Do Nothing: How to Break Away from Overworking, Overdoing, and Underliving by Celeste Headlee
Nonfiction | Self-Help | Psychology
Published by Harmony
Released March 10th, 2020
Goodreads | Amazon
If there’s one book that I’ve read this year that I would encourage everyone to read, it would be Celeste Headlee’s Do Nothing: How to Break Away from Overworking, Overdoing, and Underliving. Even though we’re only halfway through the year, I’m confident that this book will still be my top non-fiction recommendation of the year come December.
No one can deny that Americans, and citizens of numerous other nations, are extremely overworked. Most of us rarely stop moving, even after we punch out. We’re always busy and we rarely take time to relax. I’ve talked on the blog before about job-related burnout, and I’ve experienced it for years (especially back when I was working two jobs!).

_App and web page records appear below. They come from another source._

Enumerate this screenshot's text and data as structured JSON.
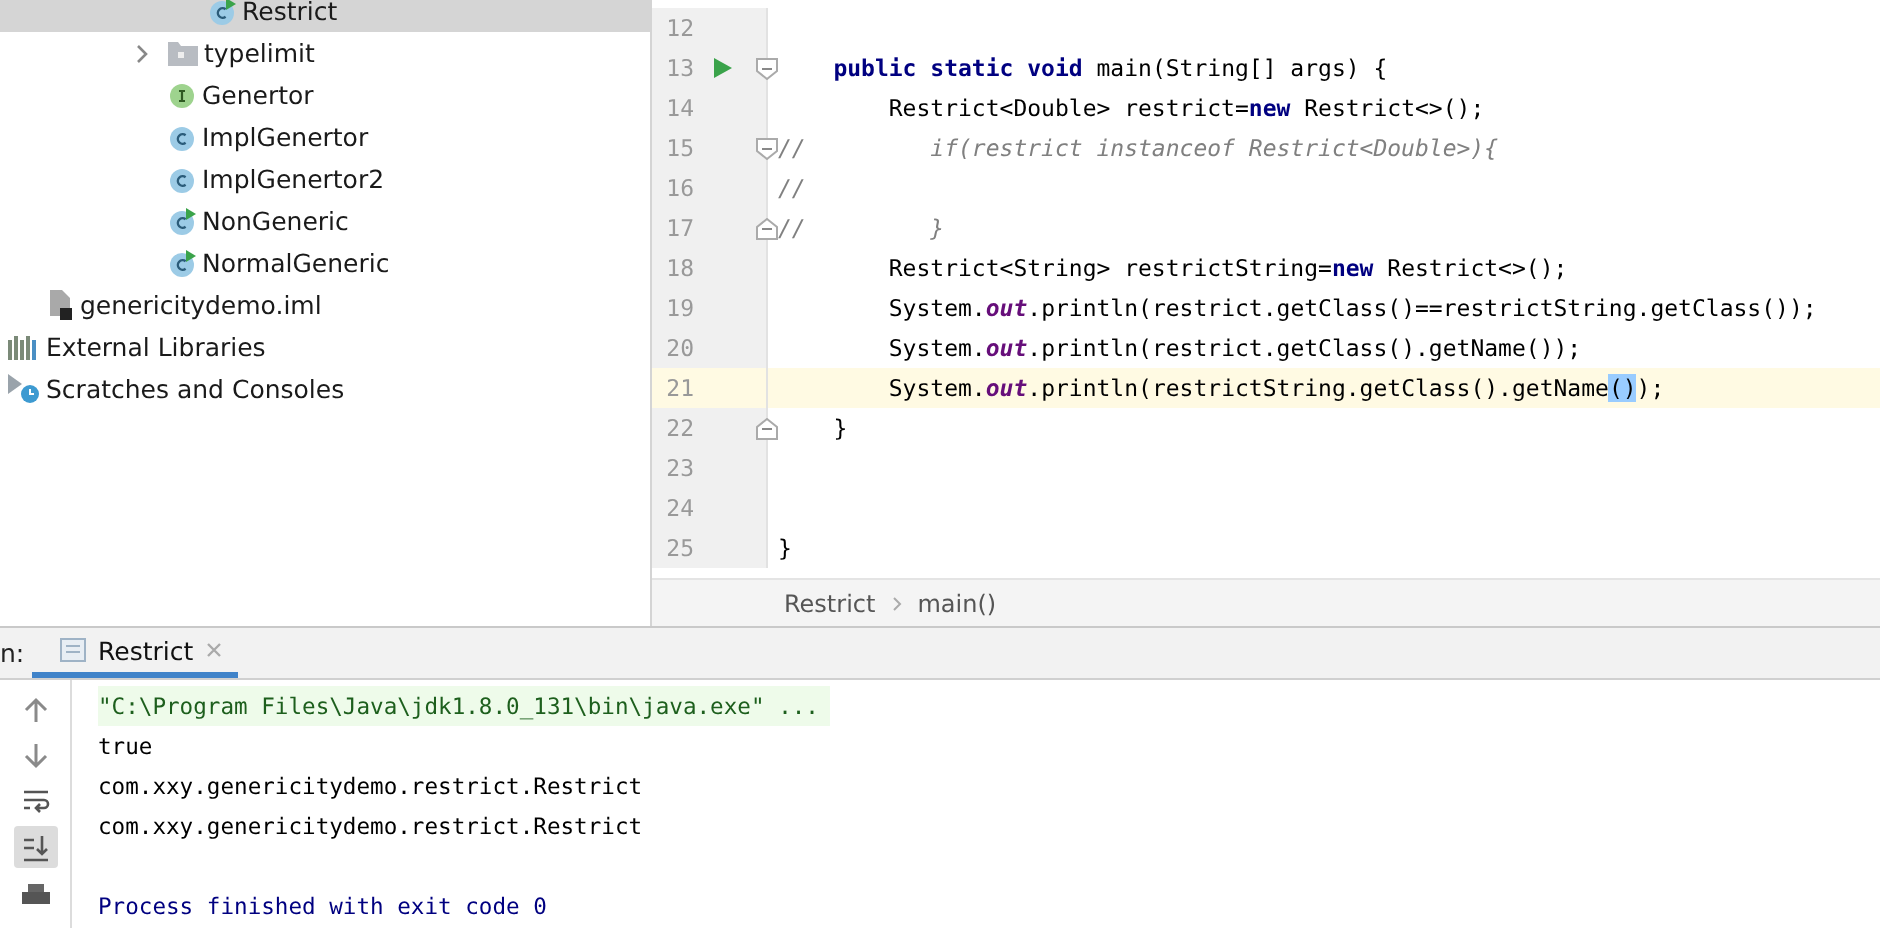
{
  "project_tree": {
    "items": [
      {
        "children": [
          {
            "children": [
              {
                "children": [
                  {
                    "children": [
                      {
                        "children": [
                          {
                            "label": "Restrict",
                            "kind": "class-runnable",
                            "selected": true
                          }
                        ]
                      },
                      {
                        "label": "typelimit",
                        "kind": "folder",
                        "expanded": false,
                        "selected": false
                      },
                      {
                        "label": "Genertor",
                        "kind": "interface",
                        "selected": false
                      },
                      {
                        "label": "ImplGenertor",
                        "kind": "class",
                        "selected": false
                      },
                      {
                        "label": "ImplGenertor2",
                        "kind": "class",
                        "selected": false
                      },
                      {
                        "label": "NonGeneric",
                        "kind": "class-runnable",
                        "selected": false
                      },
                      {
                        "label": "NormalGeneric",
                        "kind": "class-runnable",
                        "selected": false
                      }
                    ]
                  }
                ]
              }
            ]
          },
          {
            "label": "genericitydemo.iml",
            "kind": "module-file",
            "selected": false
          }
        ]
      },
      {
        "label": "External Libraries",
        "kind": "libraries",
        "selected": false
      },
      {
        "label": "Scratches and Consoles",
        "kind": "scratches",
        "selected": false
      }
    ]
  },
  "editor": {
    "lines": [
      {
        "number": "12",
        "current": false
      },
      {
        "number": "13",
        "current": false,
        "run": true,
        "fold_start": true,
        "segments": [
          {
            "kind": "keyword",
            "text": "    public static void"
          },
          {
            "kind": "plain",
            "text": " main(String[] args) {"
          }
        ]
      },
      {
        "number": "14",
        "current": false,
        "segments": [
          {
            "kind": "plain",
            "text": "        Restrict<Double> restrict="
          },
          {
            "kind": "keyword",
            "text": "new"
          },
          {
            "kind": "plain",
            "text": " Restrict<>();"
          }
        ]
      },
      {
        "number": "15",
        "current": false,
        "fold_start": true,
        "segments": [
          {
            "kind": "comment",
            "text": "//         if(restrict instanceof Restrict<Double>){"
          }
        ]
      },
      {
        "number": "16",
        "current": false,
        "segments": [
          {
            "kind": "comment",
            "text": "//"
          }
        ]
      },
      {
        "number": "17",
        "current": false,
        "fold_end": true,
        "segments": [
          {
            "kind": "comment",
            "text": "//         }"
          }
        ]
      },
      {
        "number": "18",
        "current": false,
        "segments": [
          {
            "kind": "plain",
            "text": "        Restrict<String> restrictString="
          },
          {
            "kind": "keyword",
            "text": "new"
          },
          {
            "kind": "plain",
            "text": " Restrict<>();"
          }
        ]
      },
      {
        "number": "19",
        "current": false,
        "segments": [
          {
            "kind": "plain",
            "text": "        System."
          },
          {
            "kind": "field",
            "text": "out"
          },
          {
            "kind": "plain",
            "text": ".println(restrict.getClass()==restrictString.getClass());"
          }
        ]
      },
      {
        "number": "20",
        "current": false,
        "segments": [
          {
            "kind": "plain",
            "text": "        System."
          },
          {
            "kind": "field",
            "text": "out"
          },
          {
            "kind": "plain",
            "text": ".println(restrict.getClass().getName());"
          }
        ]
      },
      {
        "number": "21",
        "current": true,
        "segments": [
          {
            "kind": "plain",
            "text": "        System."
          },
          {
            "kind": "field",
            "text": "out"
          },
          {
            "kind": "plain",
            "text": ".println(restrictString.getClass().getName"
          },
          {
            "kind": "match",
            "text": "()"
          },
          {
            "kind": "plain",
            "text": ");"
          }
        ]
      },
      {
        "number": "22",
        "current": false,
        "fold_end": true,
        "segments": [
          {
            "kind": "plain",
            "text": "    }"
          }
        ]
      },
      {
        "number": "23",
        "current": false
      },
      {
        "number": "24",
        "current": false
      },
      {
        "number": "25",
        "current": false,
        "segments": [
          {
            "kind": "plain",
            "text": "}"
          }
        ]
      }
    ],
    "breadcrumbs": [
      "Restrict",
      "main()"
    ]
  },
  "run_panel": {
    "label": "n:",
    "tabs": [
      {
        "label": "Restrict",
        "selected": true
      }
    ],
    "toolbar": [
      {
        "kind": "up",
        "on": false
      },
      {
        "kind": "down",
        "on": false
      },
      {
        "kind": "wrap",
        "on": false
      },
      {
        "kind": "scroll-end",
        "on": true
      },
      {
        "kind": "print",
        "on": false
      }
    ],
    "console": [
      {
        "kind": "command",
        "text": "\"C:\\Program Files\\Java\\jdk1.8.0_131\\bin\\java.exe\" ..."
      },
      {
        "kind": "output",
        "text": "true"
      },
      {
        "kind": "output",
        "text": "com.xxy.genericitydemo.restrict.Restrict"
      },
      {
        "kind": "output",
        "text": "com.xxy.genericitydemo.restrict.Restrict"
      },
      {
        "kind": "status",
        "text": "Process finished with exit code 0"
      }
    ]
  }
}
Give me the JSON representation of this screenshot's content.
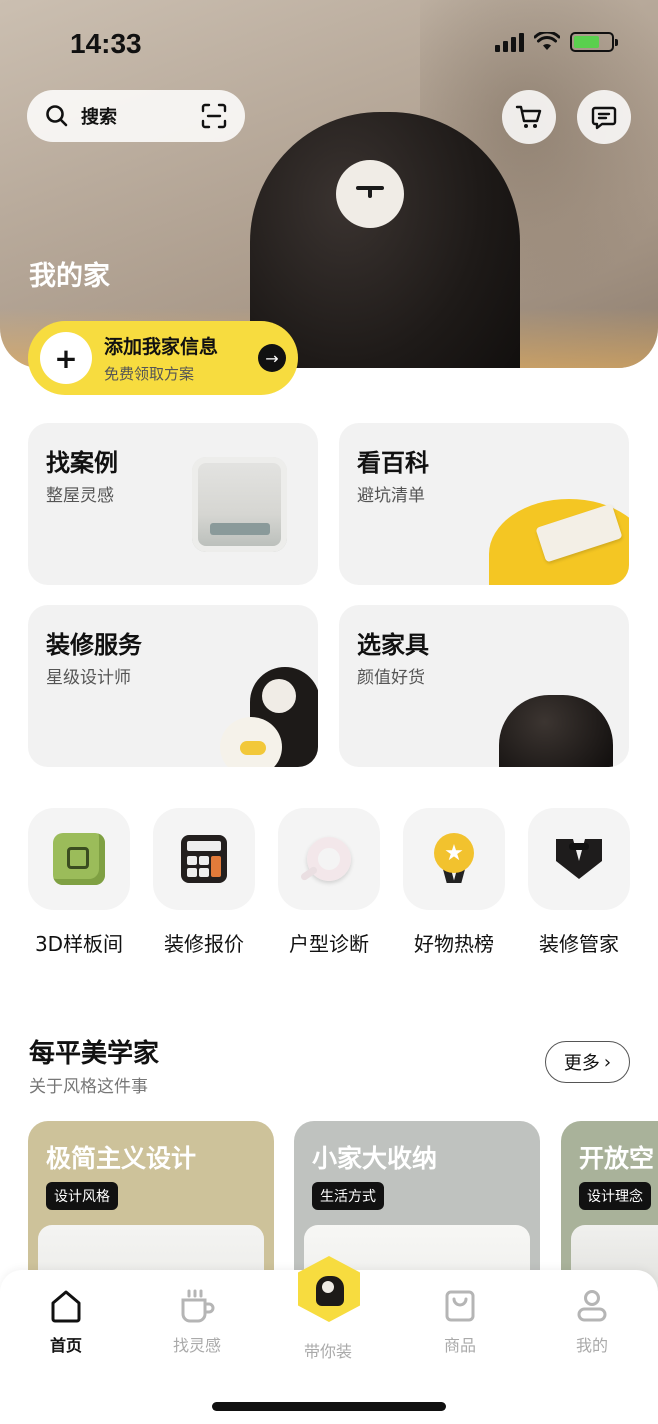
{
  "status_bar": {
    "time": "14:33"
  },
  "header": {
    "search_label": "搜索",
    "title": "我的家"
  },
  "add_home": {
    "title": "添加我家信息",
    "subtitle": "免费领取方案"
  },
  "feature_cards": [
    {
      "title": "找案例",
      "subtitle": "整屋灵感"
    },
    {
      "title": "看百科",
      "subtitle": "避坑清单"
    },
    {
      "title": "装修服务",
      "subtitle": "星级设计师"
    },
    {
      "title": "选家具",
      "subtitle": "颜值好货"
    }
  ],
  "quick_icons": [
    {
      "label": "3D样板间",
      "icon": "3d-cube-icon"
    },
    {
      "label": "装修报价",
      "icon": "calculator-icon"
    },
    {
      "label": "户型诊断",
      "icon": "magnifier-ring-icon"
    },
    {
      "label": "好物热榜",
      "icon": "medal-icon"
    },
    {
      "label": "装修管家",
      "icon": "tuxedo-icon"
    }
  ],
  "section": {
    "title": "每平美学家",
    "subtitle": "关于风格这件事",
    "more_label": "更多"
  },
  "style_cards": [
    {
      "title": "极简主义设计",
      "tag": "设计风格",
      "color": "#cdc29a"
    },
    {
      "title": "小家大收纳",
      "tag": "生活方式",
      "color": "#bfc2bf"
    },
    {
      "title": "开放空",
      "tag": "设计理念",
      "color": "#a9b29a"
    }
  ],
  "tabbar": {
    "items": [
      {
        "label": "首页",
        "icon": "home-icon",
        "active": true
      },
      {
        "label": "找灵感",
        "icon": "cup-icon",
        "active": false
      },
      {
        "label": "带你装",
        "icon": "mascot-icon",
        "active": false
      },
      {
        "label": "商品",
        "icon": "bag-icon",
        "active": false
      },
      {
        "label": "我的",
        "icon": "person-icon",
        "active": false
      }
    ]
  },
  "colors": {
    "accent": "#f7dc3f",
    "text": "#111111",
    "muted": "#aaaaaa"
  }
}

In Do Nothing, Celeste Headlee makes the case that Americans are too focused on productivity and efficiency, to the detriment of our happiness and health. Rather than working 40+ hours a week and constantly striving to be the best member of your team, she suggests that we slow down and set aside time to relax, have hobbies, and truly rest.
Before I talk about all the reasons that I love this book and its purpose, I do want to mention that the idea of voluntarily taking time off from work or just simply working less comes from a place of privilege. Obviously, if you’re struggling to put food on the table and pay bills, you’re not going to be able to do it. The reason I rated this book 4.5 stars rather than 5 is due to this book not being practical for everyone.
There are several points that Headlee discusses in her book that are important. First, the tradition of a 40-hour workweek is outdated. This isn’t anything new – there have been plenty of studies that show that workers who work fewer hours are just as productive and are happier at work. The “standard” work week, as we know it, was invented during the Industrial Revolution to maximize the profits of business owners and milk as much productivity out of their workers as they possibly could.
Second, we as a culture are constantly working to improve our productivity and efficiency, even when those things actually make more work for us. Think about it – how many of us use a plethora of apps every single day to track our food, water intake, moods, steps, to-do list, etc? All of this takes time, and while there are benefits to these things, it’s taking away from our precious leisure time. We also take our work home with us through email on our phones and having to be available whenever our bosses need us. We’re not really relaxing if we’re on call 24/7.
Third, and possibly most importantly, Headlee discusses in length the effect that social isolation has on the human psyche. More and more people prefer texting or email over real life social interactions, and that is linked to growing rates of depression and loneliness. No one talks to their neighbors or have backyard barbecues or game nights.
These, along with several other incredibly important issues, are all addressed in length by Headlee. She argues her points succinctly, with plenty of evidence to back up her claims. Everything in the book is easy to understand and is something that most of us likely already know subconsciously, but that desperately needs to be said.
The one thing that I took away from this book that I think will have a lasting impact on me is the suggestion that we can work enough to provide the lifestyle we want, rather than constantly striving for more. I’ll admit it’s not something that has ever crossed my mind consciously but make so much sense. When I picture my future, I don’t see being a manager of a huge company and having an embarrassingly large house (although it’s okay if that’s what you want!); I simply want a modest home with enough land to grow food, be able to take trips occasionally, and not worry about paying my bills or putting food on the table. I’m okay with not being at the top, I just want to be comfortable enough to enjoy life. It’s such a simple concept, but one that’s also easy to forget.
If I haven’t made it clear yet, read this book! I rarely call a book life-changing, but changing our lifestyles to become healthier, happier people is something that we should all be striving for. Work consumes our lives, and few people are actually fulfilled by their jobs – let’s work instead towards the goal of learning to enjoy our leisure time.